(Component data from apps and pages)
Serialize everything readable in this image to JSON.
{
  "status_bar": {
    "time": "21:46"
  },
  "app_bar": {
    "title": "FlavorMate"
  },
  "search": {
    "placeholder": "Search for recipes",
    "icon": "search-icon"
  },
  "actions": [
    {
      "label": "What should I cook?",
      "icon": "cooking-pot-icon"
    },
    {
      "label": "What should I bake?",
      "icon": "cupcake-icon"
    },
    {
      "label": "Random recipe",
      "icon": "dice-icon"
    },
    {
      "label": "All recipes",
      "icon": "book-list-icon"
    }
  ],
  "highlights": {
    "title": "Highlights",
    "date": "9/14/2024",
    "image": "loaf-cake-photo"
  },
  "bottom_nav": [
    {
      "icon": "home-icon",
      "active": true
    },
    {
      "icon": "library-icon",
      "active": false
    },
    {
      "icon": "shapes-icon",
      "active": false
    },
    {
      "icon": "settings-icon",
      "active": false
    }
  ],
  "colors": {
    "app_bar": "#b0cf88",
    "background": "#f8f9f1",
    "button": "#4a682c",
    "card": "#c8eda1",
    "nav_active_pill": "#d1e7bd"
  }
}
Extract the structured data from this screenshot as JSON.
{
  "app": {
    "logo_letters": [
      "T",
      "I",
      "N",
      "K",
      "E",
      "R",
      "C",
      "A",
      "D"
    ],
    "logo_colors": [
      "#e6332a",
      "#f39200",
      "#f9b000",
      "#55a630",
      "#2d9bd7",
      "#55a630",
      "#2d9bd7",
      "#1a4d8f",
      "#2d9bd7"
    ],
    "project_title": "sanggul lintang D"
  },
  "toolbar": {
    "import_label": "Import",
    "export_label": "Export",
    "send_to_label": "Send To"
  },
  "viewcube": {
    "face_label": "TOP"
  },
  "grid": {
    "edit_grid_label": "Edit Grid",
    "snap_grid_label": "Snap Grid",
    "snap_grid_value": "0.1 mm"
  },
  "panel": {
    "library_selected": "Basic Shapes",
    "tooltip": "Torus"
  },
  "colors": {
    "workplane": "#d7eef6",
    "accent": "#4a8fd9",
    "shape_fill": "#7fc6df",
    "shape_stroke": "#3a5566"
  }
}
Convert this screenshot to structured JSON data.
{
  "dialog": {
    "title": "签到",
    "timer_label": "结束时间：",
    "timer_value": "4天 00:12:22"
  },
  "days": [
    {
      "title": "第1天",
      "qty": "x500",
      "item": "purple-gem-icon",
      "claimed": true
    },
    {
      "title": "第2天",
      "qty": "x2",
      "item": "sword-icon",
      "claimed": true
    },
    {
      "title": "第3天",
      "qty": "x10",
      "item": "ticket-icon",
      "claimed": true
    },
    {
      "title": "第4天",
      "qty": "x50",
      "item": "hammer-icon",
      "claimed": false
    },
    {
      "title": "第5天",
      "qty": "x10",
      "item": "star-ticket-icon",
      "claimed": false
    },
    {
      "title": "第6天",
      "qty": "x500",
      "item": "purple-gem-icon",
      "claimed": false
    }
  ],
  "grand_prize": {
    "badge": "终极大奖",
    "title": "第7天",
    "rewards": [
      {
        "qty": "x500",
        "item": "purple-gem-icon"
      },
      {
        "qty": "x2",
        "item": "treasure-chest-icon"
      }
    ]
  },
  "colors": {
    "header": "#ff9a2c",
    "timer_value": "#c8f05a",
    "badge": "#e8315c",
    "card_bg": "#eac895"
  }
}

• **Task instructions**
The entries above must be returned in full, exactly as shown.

• **Task result**
Serialize everything readable in this image to JSON.
{
  "status_bar": {
    "time": "21:46"
  },
  "app_bar": {
    "title": "FlavorMate"
  },
  "search": {
    "placeholder": "Search for recipes",
    "icon": "search-icon"
  },
  "actions": [
    {
      "label": "What should I cook?",
      "icon": "cooking-pot-icon"
    },
    {
      "label": "What should I bake?",
      "icon": "cupcake-icon"
    },
    {
      "label": "Random recipe",
      "icon": "dice-icon"
    },
    {
      "label": "All recipes",
      "icon": "book-list-icon"
    }
  ],
  "highlights": {
    "title": "Highlights",
    "date": "9/14/2024",
    "image": "loaf-cake-photo"
  },
  "bottom_nav": [
    {
      "icon": "home-icon",
      "active": true
    },
    {
      "icon": "library-icon",
      "active": false
    },
    {
      "icon": "shapes-icon",
      "active": false
    },
    {
      "icon": "settings-icon",
      "active": false
    }
  ],
  "colors": {
    "app_bar": "#b0cf88",
    "background": "#f8f9f1",
    "button": "#4a682c",
    "card": "#c8eda1",
    "nav_active_pill": "#d1e7bd"
  }
}
Extract the structured data from this screenshot as JSON.
{
  "app": {
    "logo_letters": [
      "T",
      "I",
      "N",
      "K",
      "E",
      "R",
      "C",
      "A",
      "D"
    ],
    "logo_colors": [
      "#e6332a",
      "#f39200",
      "#f9b000",
      "#55a630",
      "#2d9bd7",
      "#55a630",
      "#2d9bd7",
      "#1a4d8f",
      "#2d9bd7"
    ],
    "project_title": "sanggul lintang D"
  },
  "toolbar": {
    "import_label": "Import",
    "export_label": "Export",
    "send_to_label": "Send To"
  },
  "viewcube": {
    "face_label": "TOP"
  },
  "grid": {
    "edit_grid_label": "Edit Grid",
    "snap_grid_label": "Snap Grid",
    "snap_grid_value": "0.1 mm"
  },
  "panel": {
    "library_selected": "Basic Shapes",
    "tooltip": "Torus"
  },
  "colors": {
    "workplane": "#d7eef6",
    "accent": "#4a8fd9",
    "shape_fill": "#7fc6df",
    "shape_stroke": "#3a5566"
  }
}
Convert this screenshot to structured JSON data.
{
  "dialog": {
    "title": "签到",
    "timer_label": "结束时间：",
    "timer_value": "4天 00:12:22"
  },
  "days": [
    {
      "title": "第1天",
      "qty": "x500",
      "item": "purple-gem-icon",
      "claimed": true
    },
    {
      "title": "第2天",
      "qty": "x2",
      "item": "sword-icon",
      "claimed": true
    },
    {
      "title": "第3天",
      "qty": "x10",
      "item": "ticket-icon",
      "claimed": true
    },
    {
      "title": "第4天",
      "qty": "x50",
      "item": "hammer-icon",
      "claimed": false
    },
    {
      "title": "第5天",
      "qty": "x10",
      "item": "star-ticket-icon",
      "claimed": false
    },
    {
      "title": "第6天",
      "qty": "x500",
      "item": "purple-gem-icon",
      "claimed": false
    }
  ],
  "grand_prize": {
    "badge": "终极大奖",
    "title": "第7天",
    "rewards": [
      {
        "qty": "x500",
        "item": "purple-gem-icon"
      },
      {
        "qty": "x2",
        "item": "treasure-chest-icon"
      }
    ]
  },
  "colors": {
    "header": "#ff9a2c",
    "timer_value": "#c8f05a",
    "badge": "#e8315c",
    "card_bg": "#eac895"
  }
}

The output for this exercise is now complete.